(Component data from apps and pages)
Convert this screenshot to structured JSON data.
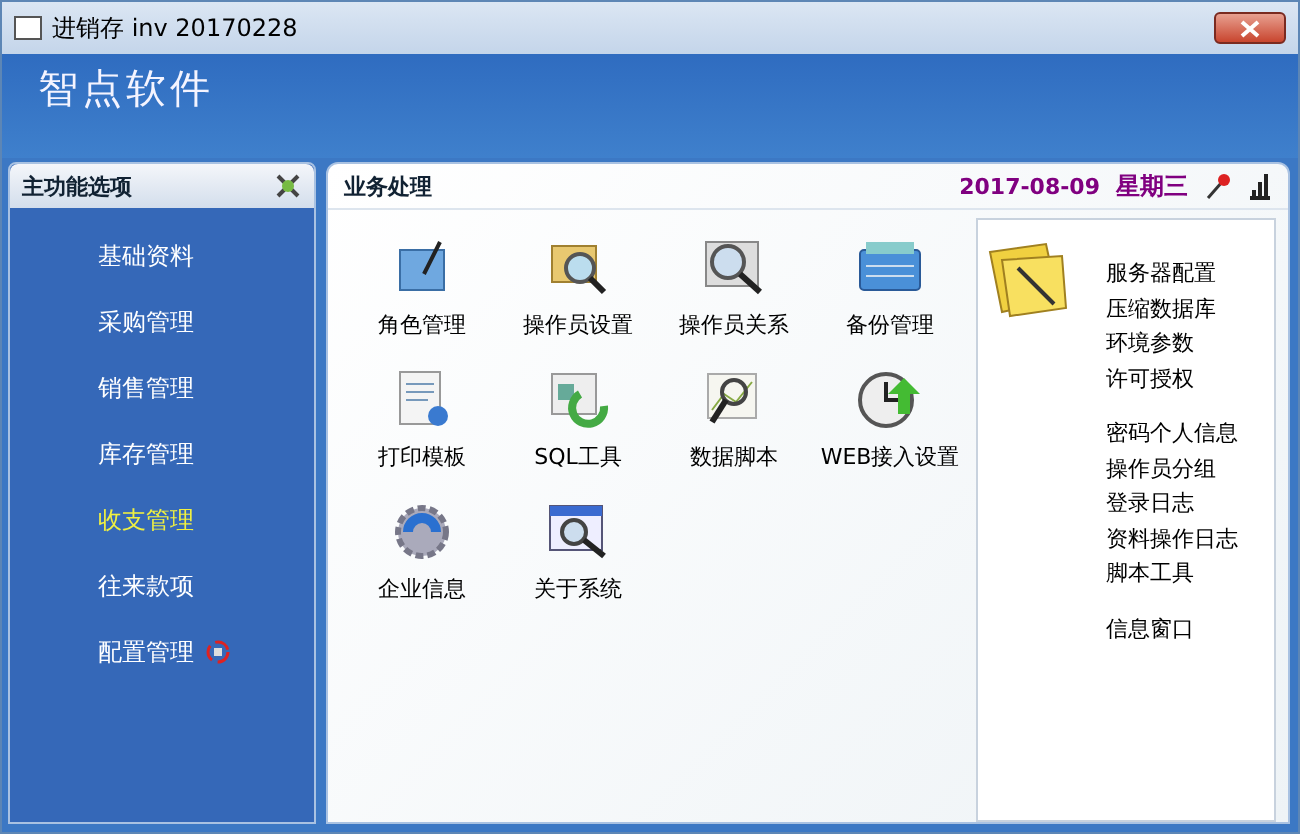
{
  "window": {
    "title": "进销存 inv 20170228"
  },
  "header": {
    "brand": "智点软件"
  },
  "sidebar": {
    "title": "主功能选项",
    "items": [
      {
        "label": "基础资料",
        "selected": false
      },
      {
        "label": "采购管理",
        "selected": false
      },
      {
        "label": "销售管理",
        "selected": false
      },
      {
        "label": "库存管理",
        "selected": false
      },
      {
        "label": "收支管理",
        "selected": true
      },
      {
        "label": "往来款项",
        "selected": false
      },
      {
        "label": "配置管理",
        "selected": false
      }
    ]
  },
  "main": {
    "title": "业务处理",
    "date": "2017-08-09",
    "weekday": "星期三",
    "tools": [
      {
        "label": "角色管理"
      },
      {
        "label": "操作员设置"
      },
      {
        "label": "操作员关系"
      },
      {
        "label": "备份管理"
      },
      {
        "label": "打印模板"
      },
      {
        "label": "SQL工具"
      },
      {
        "label": "数据脚本"
      },
      {
        "label": "WEB接入设置"
      },
      {
        "label": "企业信息"
      },
      {
        "label": "关于系统"
      }
    ],
    "links": [
      [
        "服务器配置",
        "压缩数据库",
        "环境参数",
        "许可授权"
      ],
      [
        "密码个人信息",
        "操作员分组",
        "登录日志",
        "资料操作日志",
        "脚本工具"
      ],
      [
        "信息窗口"
      ]
    ]
  }
}
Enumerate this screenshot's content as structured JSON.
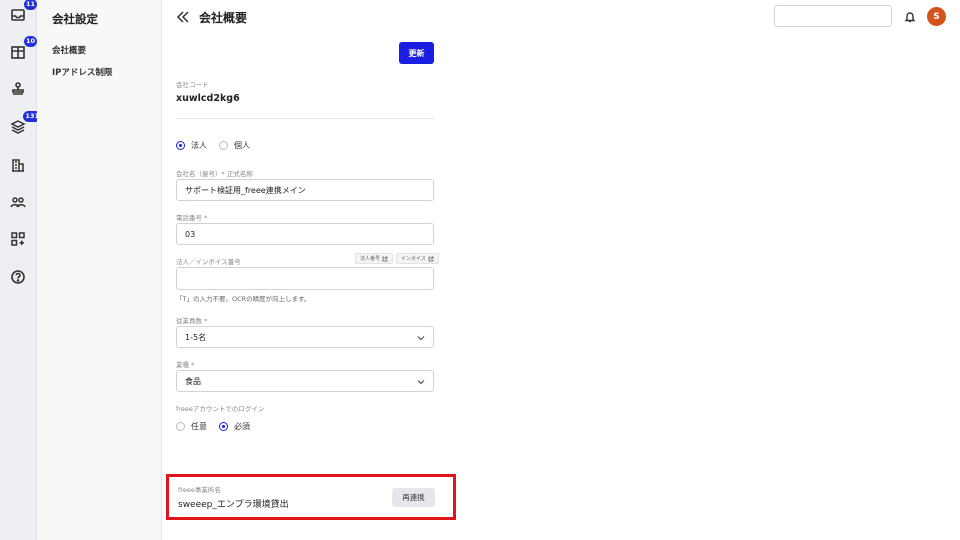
{
  "rail": {
    "items": [
      {
        "icon": "inbox-icon",
        "badge": "11"
      },
      {
        "icon": "columns-icon",
        "badge": "10"
      },
      {
        "icon": "stamp-icon",
        "badge": ""
      },
      {
        "icon": "layers-icon",
        "badge": "131"
      },
      {
        "icon": "building-icon",
        "badge": ""
      },
      {
        "icon": "users-icon",
        "badge": ""
      },
      {
        "icon": "apps-add-icon",
        "badge": ""
      },
      {
        "icon": "help-icon",
        "badge": ""
      }
    ]
  },
  "subnav": {
    "title": "会社設定",
    "items": [
      {
        "label": "会社概要"
      },
      {
        "label": "IPアドレス制限"
      }
    ]
  },
  "header": {
    "title": "会社概要",
    "search_placeholder": "",
    "avatar_initial": "S"
  },
  "form": {
    "update_label": "更新",
    "company_code_label": "会社コード",
    "company_code": "xuwlcd2kg6",
    "entity_type": {
      "options": [
        "法人",
        "個人"
      ],
      "selected": "法人"
    },
    "company_name_label": "会社名（屋号）* 正式名称",
    "company_name": "サポート検証用_freee連携メイン",
    "phone_label": "電話番号 *",
    "phone": "03",
    "invoice_label": "法人／インボイス番号",
    "invoice_value": "",
    "corp_number_link": "法人番号",
    "invoice_link": "インボイス",
    "invoice_hint": "「T」の入力不要。OCRの精度が向上します。",
    "employees_label": "従業員数 *",
    "employees": "1-5名",
    "industry_label": "業種 *",
    "industry": "食品",
    "freee_login_label": "freeeアカウントでのログイン",
    "freee_login": {
      "options": [
        "任意",
        "必須"
      ],
      "selected": "必須"
    }
  },
  "freee": {
    "office_label": "freee事業所名",
    "office_name": "sweeep_エンプラ環境貸出",
    "relink_label": "再連携"
  },
  "colors": {
    "accent": "#1a1ee0",
    "highlight": "#e0141b",
    "avatar": "#d4531d"
  }
}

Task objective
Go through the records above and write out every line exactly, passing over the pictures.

Result
Convert this screenshot to structured JSON data.
{
  "window": {
    "title": "进销存 inv 20170228"
  },
  "header": {
    "brand": "智点软件"
  },
  "sidebar": {
    "title": "主功能选项",
    "items": [
      {
        "label": "基础资料",
        "selected": false
      },
      {
        "label": "采购管理",
        "selected": false
      },
      {
        "label": "销售管理",
        "selected": false
      },
      {
        "label": "库存管理",
        "selected": false
      },
      {
        "label": "收支管理",
        "selected": true
      },
      {
        "label": "往来款项",
        "selected": false
      },
      {
        "label": "配置管理",
        "selected": false
      }
    ]
  },
  "main": {
    "title": "业务处理",
    "date": "2017-08-09",
    "weekday": "星期三",
    "tools": [
      {
        "label": "角色管理"
      },
      {
        "label": "操作员设置"
      },
      {
        "label": "操作员关系"
      },
      {
        "label": "备份管理"
      },
      {
        "label": "打印模板"
      },
      {
        "label": "SQL工具"
      },
      {
        "label": "数据脚本"
      },
      {
        "label": "WEB接入设置"
      },
      {
        "label": "企业信息"
      },
      {
        "label": "关于系统"
      }
    ],
    "links": [
      [
        "服务器配置",
        "压缩数据库",
        "环境参数",
        "许可授权"
      ],
      [
        "密码个人信息",
        "操作员分组",
        "登录日志",
        "资料操作日志",
        "脚本工具"
      ],
      [
        "信息窗口"
      ]
    ]
  }
}
Enumerate this screenshot's content as structured JSON.
{
  "rail": {
    "items": [
      {
        "icon": "inbox-icon",
        "badge": "11"
      },
      {
        "icon": "columns-icon",
        "badge": "10"
      },
      {
        "icon": "stamp-icon",
        "badge": ""
      },
      {
        "icon": "layers-icon",
        "badge": "131"
      },
      {
        "icon": "building-icon",
        "badge": ""
      },
      {
        "icon": "users-icon",
        "badge": ""
      },
      {
        "icon": "apps-add-icon",
        "badge": ""
      },
      {
        "icon": "help-icon",
        "badge": ""
      }
    ]
  },
  "subnav": {
    "title": "会社設定",
    "items": [
      {
        "label": "会社概要"
      },
      {
        "label": "IPアドレス制限"
      }
    ]
  },
  "header": {
    "title": "会社概要",
    "search_placeholder": "",
    "avatar_initial": "S"
  },
  "form": {
    "update_label": "更新",
    "company_code_label": "会社コード",
    "company_code": "xuwlcd2kg6",
    "entity_type": {
      "options": [
        "法人",
        "個人"
      ],
      "selected": "法人"
    },
    "company_name_label": "会社名（屋号）* 正式名称",
    "company_name": "サポート検証用_freee連携メイン",
    "phone_label": "電話番号 *",
    "phone": "03",
    "invoice_label": "法人／インボイス番号",
    "invoice_value": "",
    "corp_number_link": "法人番号",
    "invoice_link": "インボイス",
    "invoice_hint": "「T」の入力不要。OCRの精度が向上します。",
    "employees_label": "従業員数 *",
    "employees": "1-5名",
    "industry_label": "業種 *",
    "industry": "食品",
    "freee_login_label": "freeeアカウントでのログイン",
    "freee_login": {
      "options": [
        "任意",
        "必須"
      ],
      "selected": "必須"
    }
  },
  "freee": {
    "office_label": "freee事業所名",
    "office_name": "sweeep_エンプラ環境貸出",
    "relink_label": "再連携"
  },
  "colors": {
    "accent": "#1a1ee0",
    "highlight": "#e0141b",
    "avatar": "#d4531d"
  }
}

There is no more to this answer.